┏━━

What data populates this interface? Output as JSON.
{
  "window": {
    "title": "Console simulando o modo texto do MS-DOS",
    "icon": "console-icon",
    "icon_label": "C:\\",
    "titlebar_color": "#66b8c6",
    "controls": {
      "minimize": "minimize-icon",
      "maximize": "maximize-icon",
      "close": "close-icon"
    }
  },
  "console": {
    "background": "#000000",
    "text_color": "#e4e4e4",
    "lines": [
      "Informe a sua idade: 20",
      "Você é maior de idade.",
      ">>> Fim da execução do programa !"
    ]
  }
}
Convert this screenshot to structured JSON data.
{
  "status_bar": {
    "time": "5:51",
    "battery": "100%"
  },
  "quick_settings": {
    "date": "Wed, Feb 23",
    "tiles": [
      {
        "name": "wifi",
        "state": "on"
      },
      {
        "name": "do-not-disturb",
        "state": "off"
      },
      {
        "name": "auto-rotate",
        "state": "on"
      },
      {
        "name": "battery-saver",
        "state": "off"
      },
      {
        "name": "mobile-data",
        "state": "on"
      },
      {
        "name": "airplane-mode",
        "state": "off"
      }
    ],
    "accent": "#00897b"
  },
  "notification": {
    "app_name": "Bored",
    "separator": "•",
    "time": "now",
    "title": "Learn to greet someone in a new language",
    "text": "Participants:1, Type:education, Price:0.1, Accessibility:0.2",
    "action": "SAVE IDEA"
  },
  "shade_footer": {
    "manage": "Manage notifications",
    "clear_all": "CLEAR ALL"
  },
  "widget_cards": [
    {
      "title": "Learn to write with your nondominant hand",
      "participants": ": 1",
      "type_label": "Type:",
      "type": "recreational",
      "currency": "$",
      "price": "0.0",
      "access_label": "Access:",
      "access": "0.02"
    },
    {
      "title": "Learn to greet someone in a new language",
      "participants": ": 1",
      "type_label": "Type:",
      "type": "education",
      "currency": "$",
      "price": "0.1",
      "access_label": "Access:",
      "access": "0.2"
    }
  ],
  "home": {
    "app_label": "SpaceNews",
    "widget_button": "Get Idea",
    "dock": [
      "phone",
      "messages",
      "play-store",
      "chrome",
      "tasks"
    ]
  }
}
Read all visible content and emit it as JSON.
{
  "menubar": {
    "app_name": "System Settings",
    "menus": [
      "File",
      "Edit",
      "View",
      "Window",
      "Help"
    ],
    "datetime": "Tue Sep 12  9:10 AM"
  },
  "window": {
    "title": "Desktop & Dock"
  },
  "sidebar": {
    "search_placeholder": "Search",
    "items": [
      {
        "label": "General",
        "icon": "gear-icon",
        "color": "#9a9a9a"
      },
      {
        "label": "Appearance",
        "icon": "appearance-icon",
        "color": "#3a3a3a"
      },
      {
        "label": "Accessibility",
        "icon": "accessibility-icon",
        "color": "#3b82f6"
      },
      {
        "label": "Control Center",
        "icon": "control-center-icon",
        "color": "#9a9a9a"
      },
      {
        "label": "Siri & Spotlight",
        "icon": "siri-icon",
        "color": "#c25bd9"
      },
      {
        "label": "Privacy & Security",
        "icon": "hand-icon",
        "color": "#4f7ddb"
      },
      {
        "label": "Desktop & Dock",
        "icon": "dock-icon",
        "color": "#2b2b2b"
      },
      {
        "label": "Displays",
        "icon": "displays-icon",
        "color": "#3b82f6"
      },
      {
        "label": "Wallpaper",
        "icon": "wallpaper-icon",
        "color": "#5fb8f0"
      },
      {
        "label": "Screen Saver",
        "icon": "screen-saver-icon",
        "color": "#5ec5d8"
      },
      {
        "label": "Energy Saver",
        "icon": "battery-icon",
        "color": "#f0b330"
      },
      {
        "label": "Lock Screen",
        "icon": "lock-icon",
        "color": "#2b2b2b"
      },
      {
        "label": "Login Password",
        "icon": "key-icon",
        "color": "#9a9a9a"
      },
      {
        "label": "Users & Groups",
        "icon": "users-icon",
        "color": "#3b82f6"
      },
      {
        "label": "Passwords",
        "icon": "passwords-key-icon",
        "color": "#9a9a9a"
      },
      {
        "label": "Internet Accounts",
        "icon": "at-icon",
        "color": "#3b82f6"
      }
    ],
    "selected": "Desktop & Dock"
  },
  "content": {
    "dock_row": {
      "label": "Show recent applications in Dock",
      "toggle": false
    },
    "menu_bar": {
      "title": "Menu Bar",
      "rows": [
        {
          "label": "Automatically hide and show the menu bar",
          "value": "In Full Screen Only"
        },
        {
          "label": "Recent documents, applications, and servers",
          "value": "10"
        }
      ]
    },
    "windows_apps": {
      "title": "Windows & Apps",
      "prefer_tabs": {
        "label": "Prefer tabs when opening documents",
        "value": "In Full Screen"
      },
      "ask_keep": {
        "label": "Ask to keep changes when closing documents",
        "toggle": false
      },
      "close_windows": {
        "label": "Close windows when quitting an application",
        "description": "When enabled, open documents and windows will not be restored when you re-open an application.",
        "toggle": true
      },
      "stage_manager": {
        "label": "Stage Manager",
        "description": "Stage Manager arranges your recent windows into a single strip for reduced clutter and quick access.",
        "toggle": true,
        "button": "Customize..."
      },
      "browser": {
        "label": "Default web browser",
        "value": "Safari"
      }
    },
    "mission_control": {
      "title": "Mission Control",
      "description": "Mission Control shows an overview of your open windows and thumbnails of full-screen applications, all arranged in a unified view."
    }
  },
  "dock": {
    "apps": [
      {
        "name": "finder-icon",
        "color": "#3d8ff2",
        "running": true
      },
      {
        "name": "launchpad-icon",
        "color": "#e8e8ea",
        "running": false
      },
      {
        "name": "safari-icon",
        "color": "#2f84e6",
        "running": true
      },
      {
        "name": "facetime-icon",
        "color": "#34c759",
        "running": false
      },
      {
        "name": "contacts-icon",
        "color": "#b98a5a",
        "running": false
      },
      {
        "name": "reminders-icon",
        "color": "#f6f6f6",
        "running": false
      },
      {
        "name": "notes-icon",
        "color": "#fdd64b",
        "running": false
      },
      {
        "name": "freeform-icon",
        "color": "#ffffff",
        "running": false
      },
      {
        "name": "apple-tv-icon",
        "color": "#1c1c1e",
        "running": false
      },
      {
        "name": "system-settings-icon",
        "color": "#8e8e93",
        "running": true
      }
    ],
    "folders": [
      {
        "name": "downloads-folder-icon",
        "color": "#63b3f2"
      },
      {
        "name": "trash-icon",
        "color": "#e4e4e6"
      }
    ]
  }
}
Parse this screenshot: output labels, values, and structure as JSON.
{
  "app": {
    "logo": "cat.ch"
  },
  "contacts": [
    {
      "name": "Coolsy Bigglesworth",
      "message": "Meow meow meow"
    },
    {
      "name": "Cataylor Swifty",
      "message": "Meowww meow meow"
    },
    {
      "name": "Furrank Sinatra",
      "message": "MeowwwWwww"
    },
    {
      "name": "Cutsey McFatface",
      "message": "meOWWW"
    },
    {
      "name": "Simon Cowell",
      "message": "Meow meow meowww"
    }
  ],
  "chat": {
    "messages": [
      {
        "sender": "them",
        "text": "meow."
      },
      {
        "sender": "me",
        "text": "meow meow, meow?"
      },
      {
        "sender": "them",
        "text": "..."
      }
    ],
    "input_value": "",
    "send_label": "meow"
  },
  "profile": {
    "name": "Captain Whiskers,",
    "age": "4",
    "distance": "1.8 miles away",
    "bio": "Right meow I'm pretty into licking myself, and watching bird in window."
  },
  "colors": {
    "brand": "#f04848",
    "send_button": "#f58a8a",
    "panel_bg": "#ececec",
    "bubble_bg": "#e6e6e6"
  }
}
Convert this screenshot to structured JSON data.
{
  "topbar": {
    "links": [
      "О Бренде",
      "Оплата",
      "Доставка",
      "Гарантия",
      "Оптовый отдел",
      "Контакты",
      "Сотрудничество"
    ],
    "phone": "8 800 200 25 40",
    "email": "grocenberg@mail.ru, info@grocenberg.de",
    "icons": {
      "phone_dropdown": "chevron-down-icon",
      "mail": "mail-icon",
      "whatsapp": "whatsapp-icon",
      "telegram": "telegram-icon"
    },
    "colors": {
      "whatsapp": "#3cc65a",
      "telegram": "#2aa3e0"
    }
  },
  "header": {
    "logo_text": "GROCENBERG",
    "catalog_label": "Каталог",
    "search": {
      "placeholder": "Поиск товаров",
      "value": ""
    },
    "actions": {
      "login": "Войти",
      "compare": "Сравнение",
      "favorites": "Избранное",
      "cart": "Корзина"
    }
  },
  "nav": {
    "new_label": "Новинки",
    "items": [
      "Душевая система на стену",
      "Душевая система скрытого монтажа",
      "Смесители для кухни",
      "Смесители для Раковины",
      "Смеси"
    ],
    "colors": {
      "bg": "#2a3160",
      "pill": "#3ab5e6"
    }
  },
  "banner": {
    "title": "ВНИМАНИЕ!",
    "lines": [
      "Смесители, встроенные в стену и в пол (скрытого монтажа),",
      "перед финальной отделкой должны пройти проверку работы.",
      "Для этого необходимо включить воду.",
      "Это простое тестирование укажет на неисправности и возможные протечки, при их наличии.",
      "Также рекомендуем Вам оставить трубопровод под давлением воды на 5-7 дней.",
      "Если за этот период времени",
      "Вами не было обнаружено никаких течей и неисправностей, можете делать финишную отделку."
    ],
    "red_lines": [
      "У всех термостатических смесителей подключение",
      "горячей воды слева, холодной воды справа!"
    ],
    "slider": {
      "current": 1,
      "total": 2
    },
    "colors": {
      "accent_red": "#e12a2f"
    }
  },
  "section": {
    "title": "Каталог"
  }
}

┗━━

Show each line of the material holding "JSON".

> SOLUTION TO THE PROBLEM:
What data populates this interface? Output as JSON.
Convert this screenshot to structured JSON data.
Read all visible content and emit it as JSON.
Parse this screenshot: output labels, values, and structure as JSON.
Convert this screenshot to structured JSON data.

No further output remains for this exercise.